A common mistake made by beginners is to apply machine learning algorithms to a problem without establishing a performance baseline. A performance baseline provides a minimum score above which a model is considered to have skill on the dataset. It also provides a point of relative improvement for all models evaluated on the dataset. A baseline can be established using a naive classifier, such as predicting one class label for all examples in the test dataset. Another common mistake made by beginners is using classification accuracy as a performance metric on problems that have an imbalanced class distribution.
Classification predictive modeling problems involve predicting a class label for a given set of inputs. It is a challenging problem in general, especially if little is known about the dataset, as there are tens, if not hundreds, of machine learning algorithms to choose from. The problem is made significantly more difficult if the distribution of examples across the classes is imbalanced. This requires the use of specialized methods to either change the dataset or change the learning algorithm to handle the skewed class distribution. A common way to deal with the overwhelm on a new classification project is to use a favorite machine learning algorithm like Random Forest or SMOTE. Another common approach is to scour the research literature for descriptions of vaguely similar problems and attempt to re-implement the algorithms and configurations that are described. These approaches can be effective, although they are hit-or-miss and time-consuming respectively.

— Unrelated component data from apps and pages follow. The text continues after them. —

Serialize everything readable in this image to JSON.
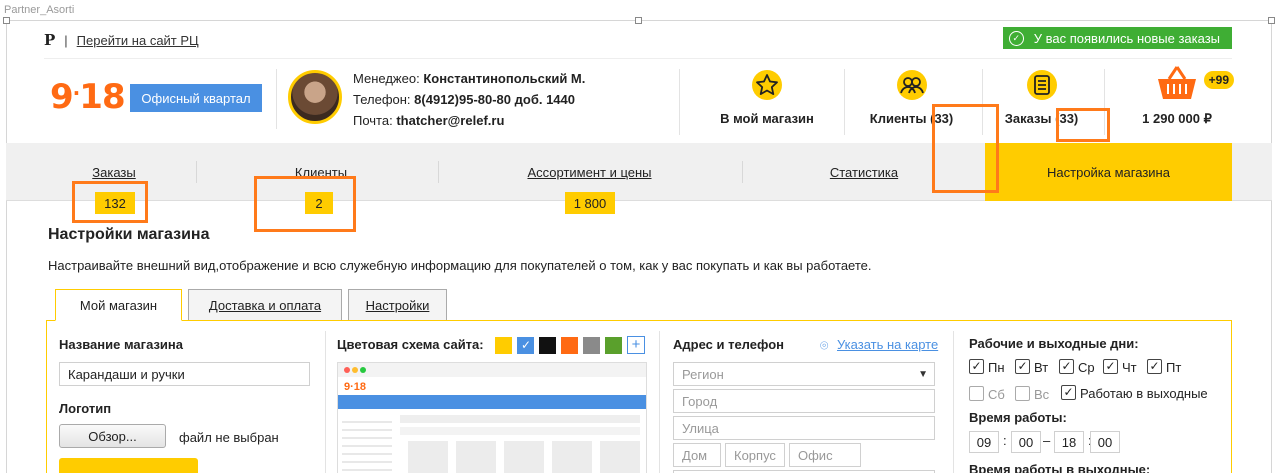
{
  "canvas": {
    "artboard_name": "Partner_Asorti"
  },
  "topbar": {
    "logo_letter": "Р",
    "separator": "|",
    "link_label": "Перейти на сайт РЦ",
    "notification": "У вас появились новые заказы"
  },
  "header": {
    "logo": {
      "big": "9",
      "dot": "·",
      "small": "18"
    },
    "office_button": "Офисный квартал",
    "manager": {
      "manager_label": "Менеджео:",
      "manager_name": "Константинопольский М.",
      "phone_label": "Телефон:",
      "phone_value": "8(4912)95-80-80 доб. 1440",
      "mail_label": "Почта:",
      "mail_value": "thatcher@relef.ru"
    },
    "actions": [
      {
        "label": "В мой магазин",
        "icon": "star-icon"
      },
      {
        "label": "Клиенты (33)",
        "icon": "clients-icon"
      },
      {
        "label": "Заказы (33)",
        "icon": "orders-list-icon"
      },
      {
        "label": "1 290 000 ₽",
        "icon": "basket-icon",
        "badge": "+99"
      }
    ]
  },
  "nav": {
    "items": [
      {
        "label": "Заказы",
        "count": "132"
      },
      {
        "label": "Клиенты",
        "count": "2"
      },
      {
        "label": "Ассортимент и цены",
        "count": "1 800"
      },
      {
        "label": "Статистика"
      },
      {
        "label": "Настройка магазина",
        "active": true
      }
    ]
  },
  "page": {
    "title": "Настройки магазина",
    "description": "Настраивайте внешний вид,отображение и всю служебную информацию для покупателей о том, как у вас покупать и как вы работаете."
  },
  "tabs": [
    {
      "label": "Мой магазин",
      "active": true
    },
    {
      "label": "Доставка и оплата"
    },
    {
      "label": "Настройки"
    }
  ],
  "store_form": {
    "name_label": "Название магазина",
    "name_value": "Карандаши и ручки",
    "logo_label": "Логотип",
    "browse_button": "Обзор...",
    "file_status": "файл не выбран"
  },
  "color_scheme": {
    "label": "Цветовая схема сайта:",
    "colors": [
      "#ffcc00",
      "#4a90e2",
      "#111111",
      "#ff6a13",
      "#8a8a8a",
      "#5aa02c"
    ],
    "selected_index": 1,
    "add_label": "+"
  },
  "address": {
    "label": "Адрес и телефон",
    "map_link": "Указать на карте",
    "region_placeholder": "Регион",
    "city_placeholder": "Город",
    "street_placeholder": "Улица",
    "house_placeholder": "Дом",
    "building_placeholder": "Корпус",
    "office_placeholder": "Офис"
  },
  "schedule": {
    "label": "Рабочие и выходные дни:",
    "days": [
      {
        "label": "Пн",
        "checked": true
      },
      {
        "label": "Вт",
        "checked": true
      },
      {
        "label": "Ср",
        "checked": true
      },
      {
        "label": "Чт",
        "checked": true
      },
      {
        "label": "Пт",
        "checked": true
      },
      {
        "label": "Сб",
        "checked": false
      },
      {
        "label": "Вс",
        "checked": false
      }
    ],
    "weekend_label": "Работаю в выходные",
    "weekend_checked": true,
    "time_label": "Время работы:",
    "from_h": "09",
    "from_m": "00",
    "to_h": "18",
    "to_m": "00",
    "colon": ":",
    "dash": "–",
    "weekend_time_label": "Время работы в выходные:"
  }
}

Many machine learning models are capable of predicting a probability or probability-like scores for class membership. Probabilities provide a required level of granularity for evaluating and comparing models, especially on imbalanced classification problems where tools like ROC Curves are used to interpret predictions and the ROC AUC metric is used to compare model performance, both of which use probabilities. Unfortunately, the probabilities or probability-like scores predicted by many models are not calibrated. This means that they may be over-confident in some cases and under-confident in other cases. Worse still, the severely skewed class distribution present in imbalanced classification tasks may result in even more bias in the predicted probabilities as they over-favor predicting the majority class. As such, it is often a good idea to calibrate the predicted probabilities for nonlinear machine learning models prior to evaluating their performance.

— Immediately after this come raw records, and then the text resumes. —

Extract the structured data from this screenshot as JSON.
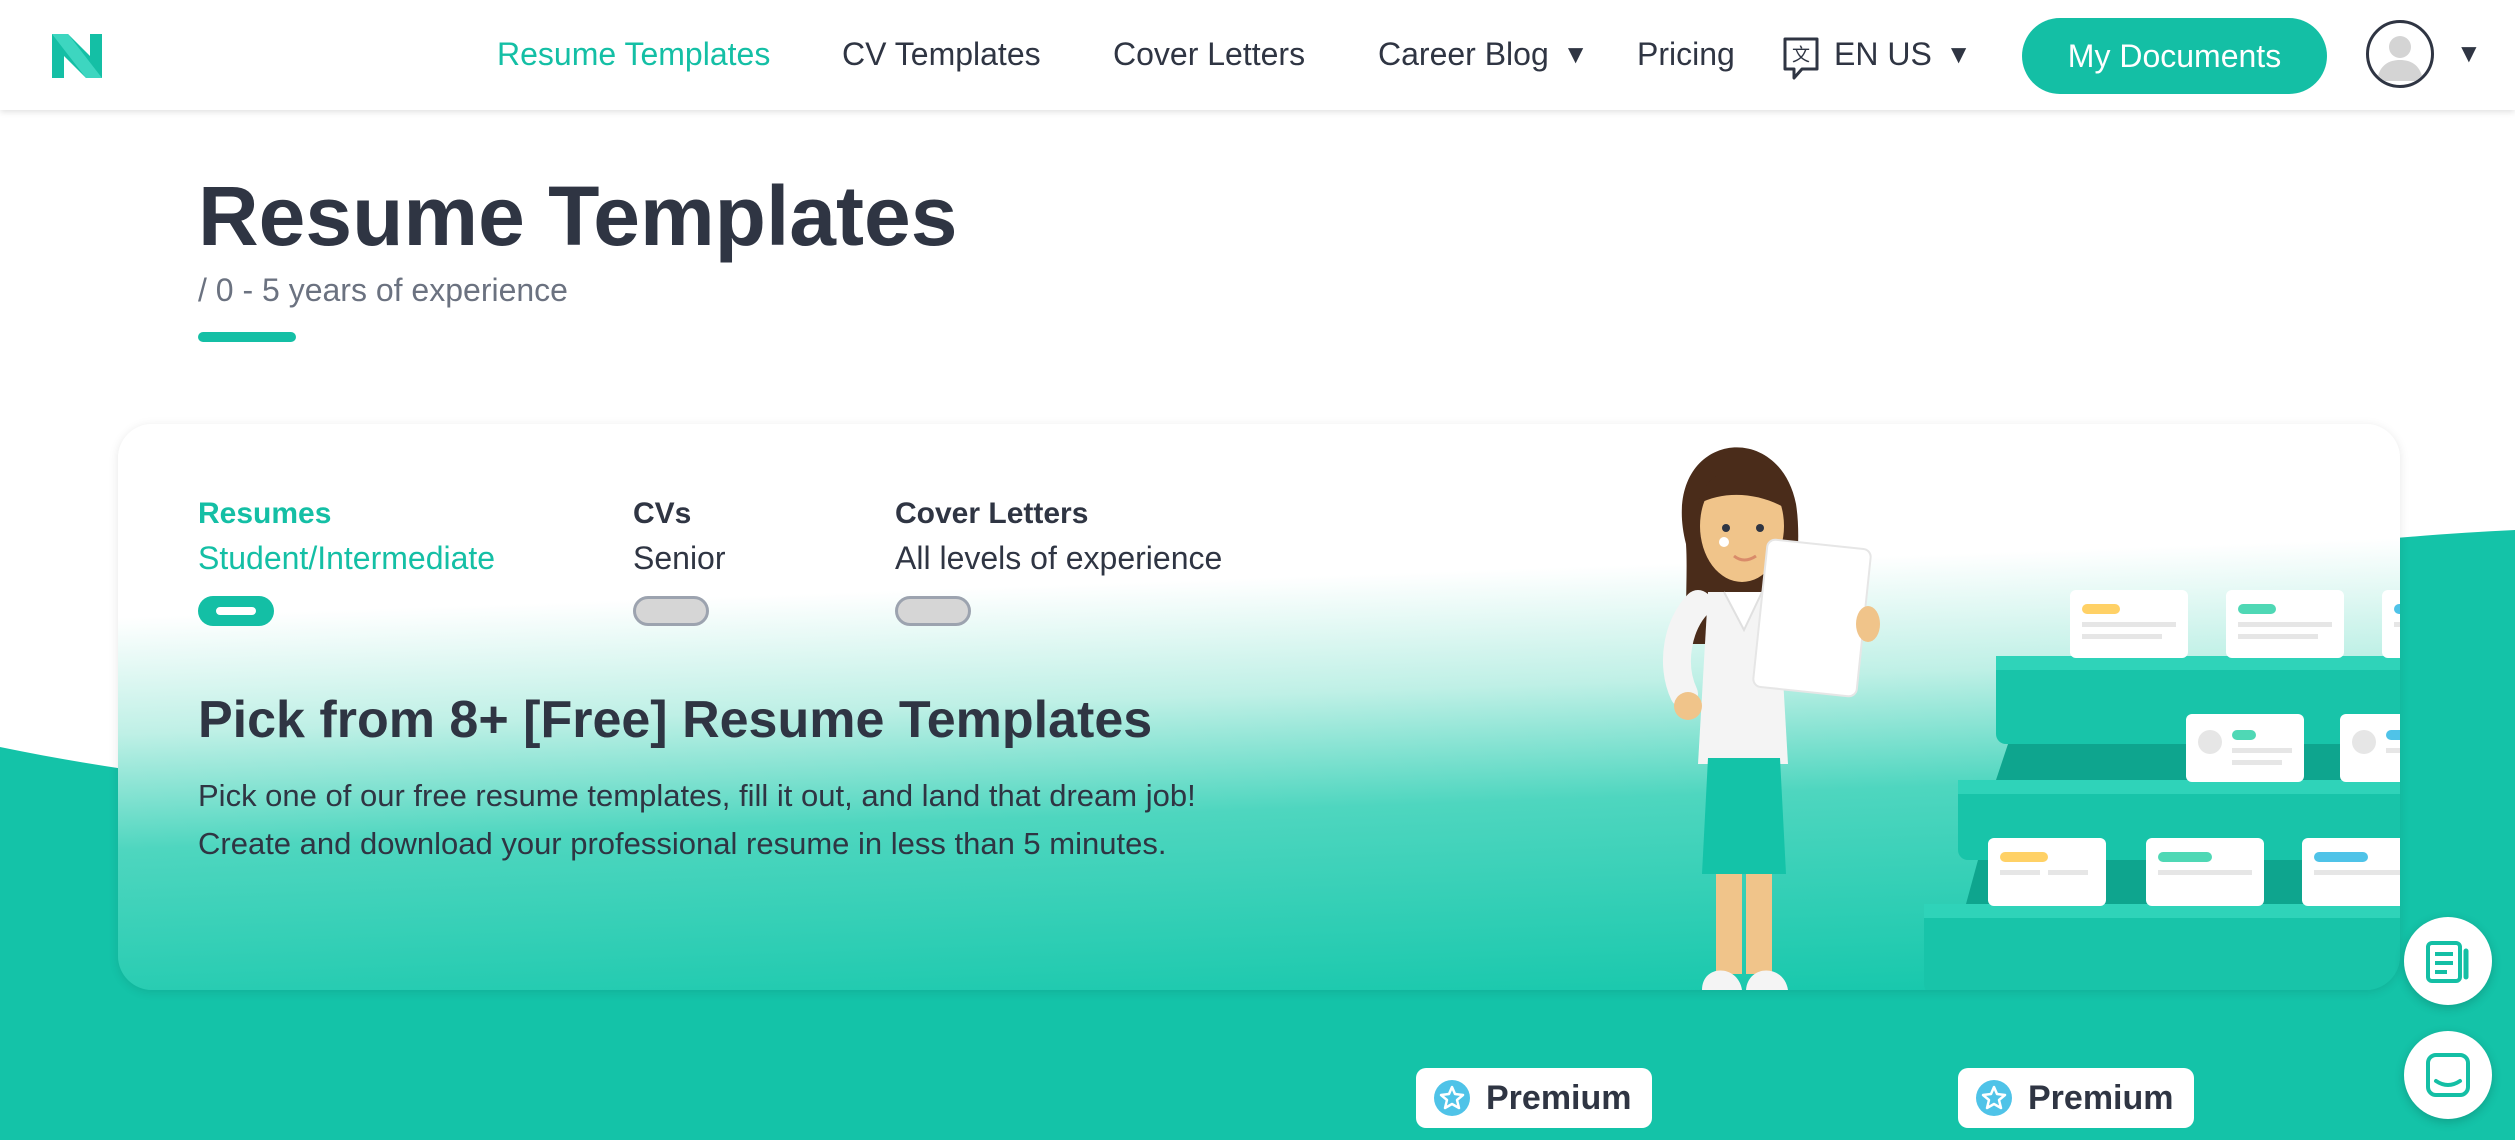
{
  "nav": {
    "links": [
      {
        "label": "Resume Templates"
      },
      {
        "label": "CV Templates"
      },
      {
        "label": "Cover Letters"
      },
      {
        "label": "Career Blog"
      },
      {
        "label": "Pricing"
      }
    ],
    "language": "EN US",
    "my_documents": "My Documents",
    "icons": {
      "logo": "novoresume-logo",
      "language": "translate-icon",
      "caret": "caret-down-icon",
      "avatar": "user-avatar-icon"
    }
  },
  "page": {
    "title": "Resume Templates",
    "subtitle": "/ 0 - 5 years of experience"
  },
  "card": {
    "tabs": [
      {
        "label": "Resumes",
        "desc": "Student/Intermediate",
        "active": true
      },
      {
        "label": "CVs",
        "desc": "Senior",
        "active": false
      },
      {
        "label": "Cover Letters",
        "desc": "All levels of experience",
        "active": false
      }
    ],
    "heading": "Pick from 8+ [Free] Resume Templates",
    "description": "Pick one of our free resume templates, fill it out, and land that dream job! Create and download your professional resume in less than 5 minutes."
  },
  "badges": [
    {
      "label": "Premium"
    },
    {
      "label": "Premium"
    }
  ],
  "floating": {
    "icons": [
      "document-icon",
      "chat-icon"
    ]
  },
  "colors": {
    "accent": "#14bfa5",
    "text": "#2f3543",
    "muted": "#6b7280",
    "badge_star": "#4fc3e8"
  }
}
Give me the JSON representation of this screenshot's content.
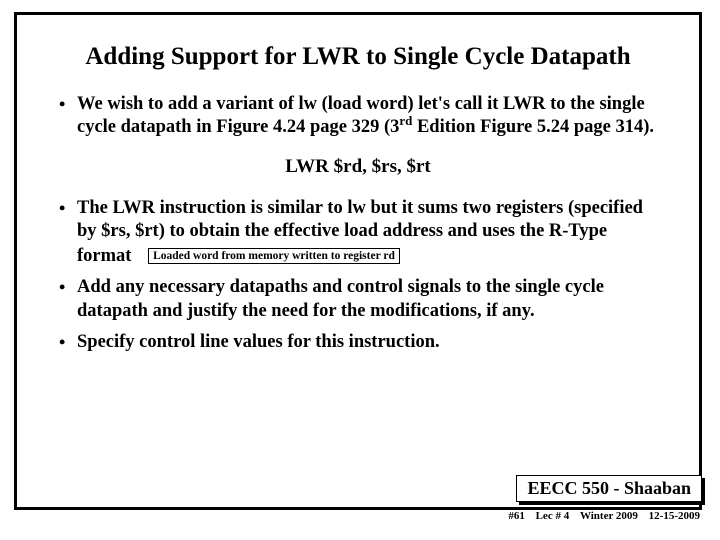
{
  "slide": {
    "title": "Adding Support for LWR to Single Cycle Datapath",
    "bullet1_pre": "We wish to add  a variant of lw (load word)  let's call it LWR to the single cycle datapath in Figure 4.24 page 329 (3",
    "bullet1_sup": "rd",
    "bullet1_post": " Edition Figure 5.24 page 314).",
    "code_line": "LWR   $rd, $rs,  $rt",
    "bullet2_line1": "The LWR instruction is similar to lw but it sums two registers (specified by $rs, $rt) to obtain the effective load address and uses the R-Type format",
    "inline_note": "Loaded word from memory written to register rd",
    "bullet3": "Add any necessary datapaths and control signals to the single cycle datapath and justify the need for the modifications, if any.",
    "bullet4": "Specify control line values for this instruction.",
    "footer_course": "EECC 550 - Shaaban",
    "footer_page": "#61",
    "footer_lec": "Lec # 4",
    "footer_term": "Winter 2009",
    "footer_date": "12-15-2009"
  }
}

Classification accuracy is the total number of correct predictions divided by the total number of predictions made for a dataset. As a performance measure, accuracy is inappropriate for imbalanced classification problems. The main reason is that the overwhelming number of examples from the majority class (or classes) will overwhelm the number of examples in the minority class, meaning that even unskillful models can achieve accuracy scores of 90 percent, or 99 percent, depending on how severe the class imbalance happens to be. An alternative to using classification accuracy is to use precision and recall metrics. In this tutorial, you will discover how to calculate and develop an intuition for precision and recall for imbalanced classification.

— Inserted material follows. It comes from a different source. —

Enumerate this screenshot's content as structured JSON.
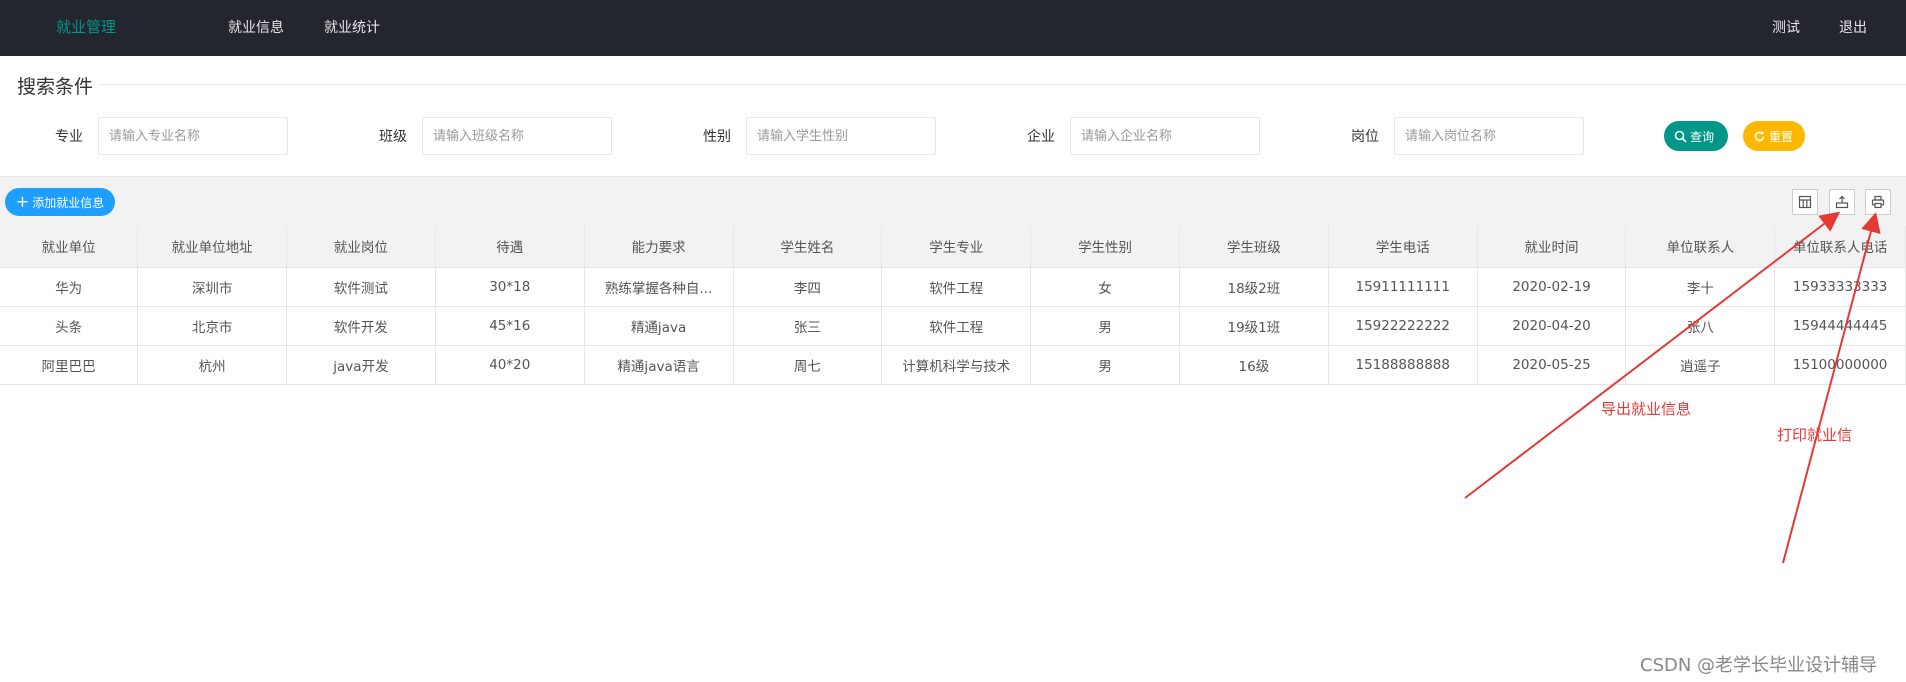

Learning from class-imbalanced data continues to be a common and challenging problem in supervised learning as standard classification algorithms are designed to handle balanced class distributions. While different strategies exist to tackle this problem, methods which generate artificial data to achieve a balanced class distribution are more versatile than modifications to the classification algorithm. Such techniques, called oversamplers, modify the training data, allowing any classifier to be used with class-imbalanced datasets. Many algorithms have been proposed for this task, but most are complex and tend to generate unnecessary noise. This work presents a simple and effective oversampling method based on k-means clustering and SMOTE oversampling, which avoids the generation of noise and effectively overcomes imbalances between and within classes. Empirical results of extensive experiments with 71 datasets show that training data oversampled with the proposed method improves classification results. Moreover, k-means SMOTE consistently outperforms other popular oversampling methods. An implementation is made available in the python programming language.